Foreclosure Repair Issues
And of course, empty houses mean vandalism, lowering property values, all that good stuff
In Arizona, Tempe tries to get property owners to stay on top of maintenance problems at abandoned and foreclosed houses, but it’s a problem growing larger each week, said Jan Koehn, Community Development Department code-compliance administrator.
“We have about 50 houses we’re having some problem with at any one time,” Koehn said. “It can be long grass and weeds, other maintenance problems, and it can be undrained, green swimming pools, which are particularly dangerous in that a child can fall in and you might not know.”
The maintenance problem is complicated when the “owners” abandon the home before the bank takes it. There can be as much as a 60-day lag between owners walking away and a bank taking over. During that time, the city has nobody it can effectively force to take care of the property, Koehn said.”
Oh no, taxes too?

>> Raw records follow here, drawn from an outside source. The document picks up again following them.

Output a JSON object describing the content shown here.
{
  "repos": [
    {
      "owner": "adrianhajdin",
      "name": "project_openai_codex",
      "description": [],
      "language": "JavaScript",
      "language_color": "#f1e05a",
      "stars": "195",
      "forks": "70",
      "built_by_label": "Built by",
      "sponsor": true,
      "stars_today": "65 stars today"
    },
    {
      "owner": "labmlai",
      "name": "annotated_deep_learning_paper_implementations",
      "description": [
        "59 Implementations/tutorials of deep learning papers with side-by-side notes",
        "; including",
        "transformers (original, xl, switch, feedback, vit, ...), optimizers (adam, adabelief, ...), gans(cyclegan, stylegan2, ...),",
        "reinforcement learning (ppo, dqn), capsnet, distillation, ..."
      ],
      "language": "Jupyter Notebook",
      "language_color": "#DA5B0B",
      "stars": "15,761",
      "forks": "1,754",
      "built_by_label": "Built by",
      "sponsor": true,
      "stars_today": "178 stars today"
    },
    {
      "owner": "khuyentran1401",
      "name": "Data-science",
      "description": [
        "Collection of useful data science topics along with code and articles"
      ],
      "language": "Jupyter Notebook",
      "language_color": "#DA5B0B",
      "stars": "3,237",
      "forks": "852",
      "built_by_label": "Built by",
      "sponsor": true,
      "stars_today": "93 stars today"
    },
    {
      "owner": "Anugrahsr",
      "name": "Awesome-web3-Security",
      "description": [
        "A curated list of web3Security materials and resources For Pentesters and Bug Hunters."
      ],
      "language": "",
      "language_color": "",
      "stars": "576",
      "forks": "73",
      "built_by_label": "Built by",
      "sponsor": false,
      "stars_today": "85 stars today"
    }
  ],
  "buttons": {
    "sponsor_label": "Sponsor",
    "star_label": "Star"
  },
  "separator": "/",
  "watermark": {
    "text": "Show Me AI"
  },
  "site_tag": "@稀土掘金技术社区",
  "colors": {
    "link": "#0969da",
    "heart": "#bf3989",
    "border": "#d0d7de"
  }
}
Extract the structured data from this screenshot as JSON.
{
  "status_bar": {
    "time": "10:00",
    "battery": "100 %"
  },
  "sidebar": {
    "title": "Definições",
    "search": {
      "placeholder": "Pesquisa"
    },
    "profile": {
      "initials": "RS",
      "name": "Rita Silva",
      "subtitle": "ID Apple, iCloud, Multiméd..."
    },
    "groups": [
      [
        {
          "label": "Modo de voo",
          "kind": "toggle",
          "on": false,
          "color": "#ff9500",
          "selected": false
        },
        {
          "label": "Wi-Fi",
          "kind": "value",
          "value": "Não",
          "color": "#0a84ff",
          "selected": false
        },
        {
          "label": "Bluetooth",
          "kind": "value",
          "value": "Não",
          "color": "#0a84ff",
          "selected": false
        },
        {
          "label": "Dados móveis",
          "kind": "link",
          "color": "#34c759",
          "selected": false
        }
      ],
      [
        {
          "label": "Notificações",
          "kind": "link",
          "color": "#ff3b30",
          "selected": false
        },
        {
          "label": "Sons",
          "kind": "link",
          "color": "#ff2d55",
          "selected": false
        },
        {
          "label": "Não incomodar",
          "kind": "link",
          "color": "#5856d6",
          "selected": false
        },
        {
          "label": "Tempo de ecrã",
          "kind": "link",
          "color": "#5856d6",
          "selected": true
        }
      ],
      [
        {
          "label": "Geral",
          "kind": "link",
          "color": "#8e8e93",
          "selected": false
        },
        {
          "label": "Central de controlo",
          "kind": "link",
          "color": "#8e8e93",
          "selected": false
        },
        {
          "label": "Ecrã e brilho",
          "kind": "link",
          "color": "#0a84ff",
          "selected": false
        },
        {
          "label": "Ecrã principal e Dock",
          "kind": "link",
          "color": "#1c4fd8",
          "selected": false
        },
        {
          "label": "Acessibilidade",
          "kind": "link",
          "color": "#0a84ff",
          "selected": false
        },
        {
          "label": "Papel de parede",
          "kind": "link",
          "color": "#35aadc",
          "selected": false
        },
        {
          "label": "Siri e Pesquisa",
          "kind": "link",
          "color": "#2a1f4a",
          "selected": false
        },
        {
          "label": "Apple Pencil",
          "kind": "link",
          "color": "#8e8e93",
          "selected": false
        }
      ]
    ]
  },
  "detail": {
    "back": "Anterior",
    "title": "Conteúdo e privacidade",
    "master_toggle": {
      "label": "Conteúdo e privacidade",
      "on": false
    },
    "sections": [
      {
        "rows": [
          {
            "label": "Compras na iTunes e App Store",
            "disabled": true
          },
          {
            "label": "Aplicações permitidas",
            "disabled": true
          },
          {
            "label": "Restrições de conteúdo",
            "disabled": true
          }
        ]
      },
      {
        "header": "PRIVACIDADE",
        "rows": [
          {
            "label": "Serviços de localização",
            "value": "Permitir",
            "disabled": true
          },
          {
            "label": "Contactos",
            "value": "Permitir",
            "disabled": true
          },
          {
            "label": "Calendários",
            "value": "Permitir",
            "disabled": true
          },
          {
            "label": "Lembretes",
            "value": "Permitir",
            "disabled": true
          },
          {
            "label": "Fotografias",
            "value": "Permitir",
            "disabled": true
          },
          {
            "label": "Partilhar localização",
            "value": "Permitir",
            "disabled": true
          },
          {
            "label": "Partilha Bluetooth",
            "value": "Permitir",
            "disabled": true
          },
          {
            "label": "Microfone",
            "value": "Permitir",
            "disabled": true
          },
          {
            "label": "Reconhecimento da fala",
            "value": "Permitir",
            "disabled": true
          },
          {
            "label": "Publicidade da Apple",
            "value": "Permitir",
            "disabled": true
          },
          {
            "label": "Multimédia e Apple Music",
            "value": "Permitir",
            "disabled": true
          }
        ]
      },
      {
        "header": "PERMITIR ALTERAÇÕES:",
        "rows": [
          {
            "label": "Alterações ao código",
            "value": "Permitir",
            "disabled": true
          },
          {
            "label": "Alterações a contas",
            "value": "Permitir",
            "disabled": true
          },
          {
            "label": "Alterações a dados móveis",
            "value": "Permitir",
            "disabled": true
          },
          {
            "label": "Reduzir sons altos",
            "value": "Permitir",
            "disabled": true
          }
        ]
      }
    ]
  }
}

If you are one of the lucky few eligible to receive a principal reduction from the settlement, when the banks aren’t paying off their penalty bulldozing homes and waiving deficiency judgments, you have to reckon with this: because of the expiration of a Congressional law, every dollar you receive in principal reduction would be viewed for tax purposes as income, and thusly taxed. Most of the people needing a principal reduction are in dire financial straits; they wouldn’t need a write-down otherwise. So now, we’re going to hit them with a big tax bill that they can pay for with money they don’t have. A $50,000 principal reduction, entirely possible under this settlement, could lead to a $15,000 levy or more, depending on the income level and tax situation of the borrower. Even the $2,000 “sorry you lost your home” payments envisioned by the settlement could be subject to taxation, reducing their impact.
If more lenders realized the trouble that abusively quick foreclosures cause, there might be more of this encouraging behavior.
Lenders have routinely delayed or blocked such transactions, known as short sales, in which they accept less from a buyer than the seller’s outstanding loan. Now banks have decided the deals are faster and less costly than foreclosures, which have slowed in response to regulatory probes of abusive practices. Banks are nudging potential sellers by pre-approving deals, streamlining the closing process, forgoing their right to pursue unpaid debt and in some cases providing large cash incentives, said Bill Fricke, senior credit officer for Moody’s Investors Service in New York.
For representation at foreclosure mediation, phone Axsmith Law at (202) 285-5415.